Twenty Centuries at Canterbury
While there is evidence of organic town development in the first decades of Roman occupation (c.AD 50–c.90), the end of the century may have seen the planned building of something like a religious ‘resort’ (Figure 1), very similar to establishments seen in Roman Gaul (modern France and Belgium, which had been incorporated into the Roman Empire nearly a century before the Roman invasion of southern Britain). It might even have been entrepreneurial, immigrant Roman Gauls who established a shrine or shrines beside the Stour. Such resorts were typically equipped with a theatre and public baths at an early stage. Certainly, local people were involved in this development; the native peoples (now known as Romano-British) were already beginning to create their own particular brand of ‘Roman-ness’.
The early public buildings, along with town houses and early streets, lay on alignments that undoubtedly accorded with the topography of the late Iron-Age settlement which, in turn, reflected the contours of the flood plain and river valley. Further clues to the continuity of human settlement and activity can be found in other parts of the developing urban infrastructure. For example, the road running along the valley from north-east to south-west probably lay on an existing prehistoric route. It followed the natural contour of the flood plain. If the route of this road is traced south-west from where it enters the later walled city, it skirts the likely Iron-Age centre, and passes very close to the north-west side of the later Romano-British temple precinct, before continuing upstream on the approximate line of Stour Street. The route, again evidenced by Roman-period streets, would have passed to the north-west of an early Romano-British cemetery in the vicinity of Rosemary Lane and Wincheap Gate. This is also near the presumed location of a first-century Roman fortlet, perhaps positioned to control the flow of resources from the Weald.
To the south-east of the centre, the apparent alignment of a number of burial mounds of the Roman period again broadly reflect prehistoric topography, and we know that at least one of them had late Iron-Age origins. On the opposite side of the settlement, the sloping ground on the north-west side of the floodplain was an early focus for a fledgling Romano-British pottery and tile industry, while another early-Roman cemetery developed from a late Iron-Age one at the top of the slope.

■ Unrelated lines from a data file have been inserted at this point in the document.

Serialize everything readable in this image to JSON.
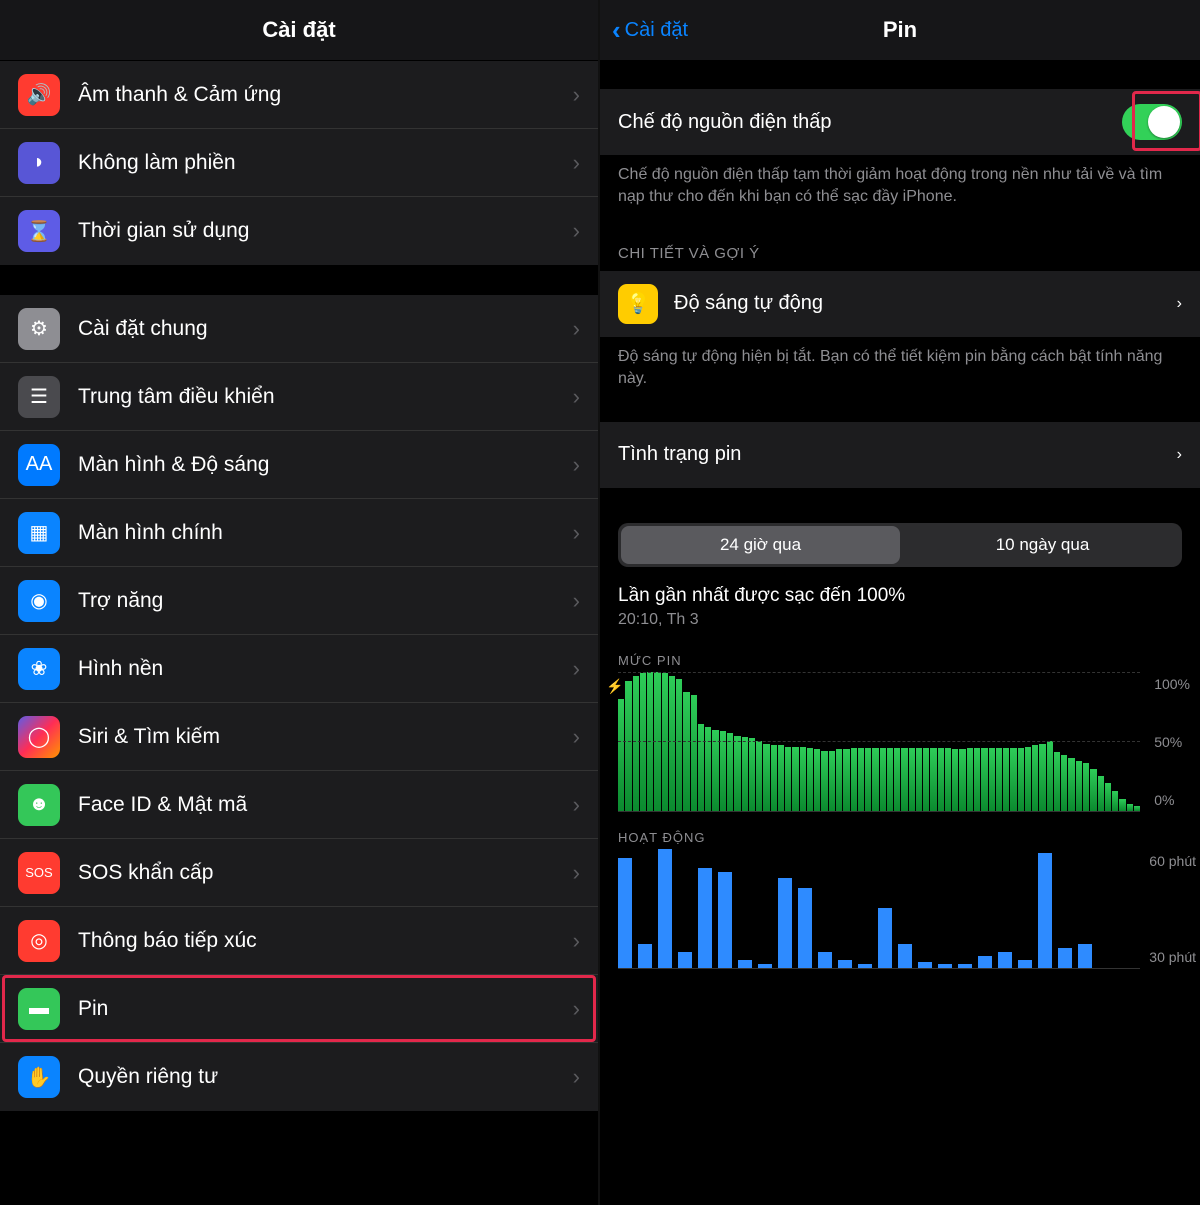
{
  "left": {
    "title": "Cài đặt",
    "items": [
      {
        "id": "sound",
        "label": "Âm thanh & Cảm ứng",
        "iconClass": "ic-red",
        "iconName": "sound-icon",
        "glyph": "🔊"
      },
      {
        "id": "dnd",
        "label": "Không làm phiền",
        "iconClass": "ic-purple",
        "iconName": "moon-icon",
        "glyph": "◗"
      },
      {
        "id": "screentime",
        "label": "Thời gian sử dụng",
        "iconClass": "ic-indigo",
        "iconName": "hourglass-icon",
        "glyph": "⌛"
      }
    ],
    "items2": [
      {
        "id": "general",
        "label": "Cài đặt chung",
        "iconClass": "ic-gray",
        "iconName": "gear-icon",
        "glyph": "⚙"
      },
      {
        "id": "controlcenter",
        "label": "Trung tâm điều khiển",
        "iconClass": "ic-darkgray",
        "iconName": "switches-icon",
        "glyph": "☰"
      },
      {
        "id": "display",
        "label": "Màn hình & Độ sáng",
        "iconClass": "ic-blue",
        "iconName": "text-size-icon",
        "glyph": "AA"
      },
      {
        "id": "home",
        "label": "Màn hình chính",
        "iconClass": "ic-blueapp",
        "iconName": "grid-icon",
        "glyph": "▦"
      },
      {
        "id": "accessibility",
        "label": "Trợ năng",
        "iconClass": "ic-teal",
        "iconName": "accessibility-icon",
        "glyph": "◉"
      },
      {
        "id": "wallpaper",
        "label": "Hình nền",
        "iconClass": "ic-teal",
        "iconName": "wallpaper-icon",
        "glyph": "❀"
      },
      {
        "id": "siri",
        "label": "Siri & Tìm kiếm",
        "iconClass": "ic-siri",
        "iconName": "siri-icon",
        "glyph": "◯"
      },
      {
        "id": "faceid",
        "label": "Face ID & Mật mã",
        "iconClass": "ic-green",
        "iconName": "faceid-icon",
        "glyph": "☻"
      },
      {
        "id": "sos",
        "label": "SOS khẩn cấp",
        "iconClass": "ic-sos",
        "iconName": "sos-icon",
        "glyph": "SOS"
      },
      {
        "id": "exposure",
        "label": "Thông báo tiếp xúc",
        "iconClass": "ic-exposure",
        "iconName": "exposure-icon",
        "glyph": "◎"
      },
      {
        "id": "battery",
        "label": "Pin",
        "iconClass": "ic-green",
        "iconName": "battery-icon",
        "glyph": "▬"
      },
      {
        "id": "privacy",
        "label": "Quyền riêng tư",
        "iconClass": "ic-privacy",
        "iconName": "hand-icon",
        "glyph": "✋"
      }
    ],
    "highlight_id": "battery"
  },
  "right": {
    "back": "Cài đặt",
    "title": "Pin",
    "lowpower": {
      "label": "Chế độ nguồn điện thấp",
      "on": true,
      "desc": "Chế độ nguồn điện thấp tạm thời giảm hoạt động trong nền như tải về và tìm nạp thư cho đến khi bạn có thể sạc đầy iPhone."
    },
    "insights": {
      "header": "CHI TIẾT VÀ GỢI Ý",
      "item_label": "Độ sáng tự động",
      "item_desc": "Độ sáng tự động hiện bị tắt. Bạn có thể tiết kiệm pin bằng cách bật tính năng này."
    },
    "health_label": "Tình trạng pin",
    "segmented": {
      "a": "24 giờ qua",
      "b": "10 ngày qua",
      "active": "a"
    },
    "last_charge": {
      "line1": "Lần gần nhất được sạc đến 100%",
      "line2": "20:10, Th 3"
    },
    "level_chart": {
      "header": "MỨC PIN",
      "ticks": [
        "100%",
        "50%",
        "0%"
      ]
    },
    "activity_chart": {
      "header": "HOẠT ĐỘNG",
      "ticks": [
        "60 phút",
        "30 phút"
      ]
    }
  },
  "chart_data": [
    {
      "type": "bar",
      "title": "MỨC PIN",
      "ylabel": "percent",
      "ylim": [
        0,
        100
      ],
      "x": "hourly buckets, last 24h",
      "values": [
        80,
        93,
        97,
        99,
        100,
        100,
        99,
        97,
        95,
        85,
        83,
        62,
        60,
        58,
        57,
        56,
        54,
        53,
        52,
        50,
        48,
        47,
        47,
        46,
        46,
        46,
        45,
        44,
        43,
        43,
        44,
        44,
        45,
        45,
        45,
        45,
        45,
        45,
        45,
        45,
        45,
        45,
        45,
        45,
        45,
        45,
        44,
        44,
        45,
        45,
        45,
        45,
        45,
        45,
        45,
        45,
        46,
        47,
        48,
        50,
        42,
        40,
        38,
        36,
        34,
        30,
        25,
        20,
        14,
        8,
        5,
        3
      ]
    },
    {
      "type": "bar",
      "title": "HOẠT ĐỘNG",
      "ylabel": "minutes",
      "ylim": [
        0,
        60
      ],
      "x": "hourly buckets, last 24h",
      "values": [
        55,
        12,
        60,
        8,
        50,
        48,
        4,
        2,
        45,
        40,
        8,
        4,
        2,
        30,
        12,
        3,
        2,
        2,
        6,
        8,
        4,
        58,
        10,
        12
      ]
    }
  ]
}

The archaeology of the late Iron-Age forerunner of Roman Canterbury centres on three apparently concentric ditches whose entrances are staggered (Figure 1). These perhaps formed part a large enclosure on the south-east side of the flood plain of the River Stour, the southern corner of which with was located where Rose Square is today. Associated with the enclosures were roundhouses and other structures, pits, wells, and evidence of bronze working; there were also cremation burials. Other known Iron-Age sites around the city include buildings and a richly furnished cremation burial in Palace Street. There was a second focus of buildings, a field system, cremation burials and inhumations in St Dunstan’s. To the south-east of the site of Canterbury Castle, an inhumation burial was probably covered by a large burial mound, one of several that characterised this area well into the Roman period.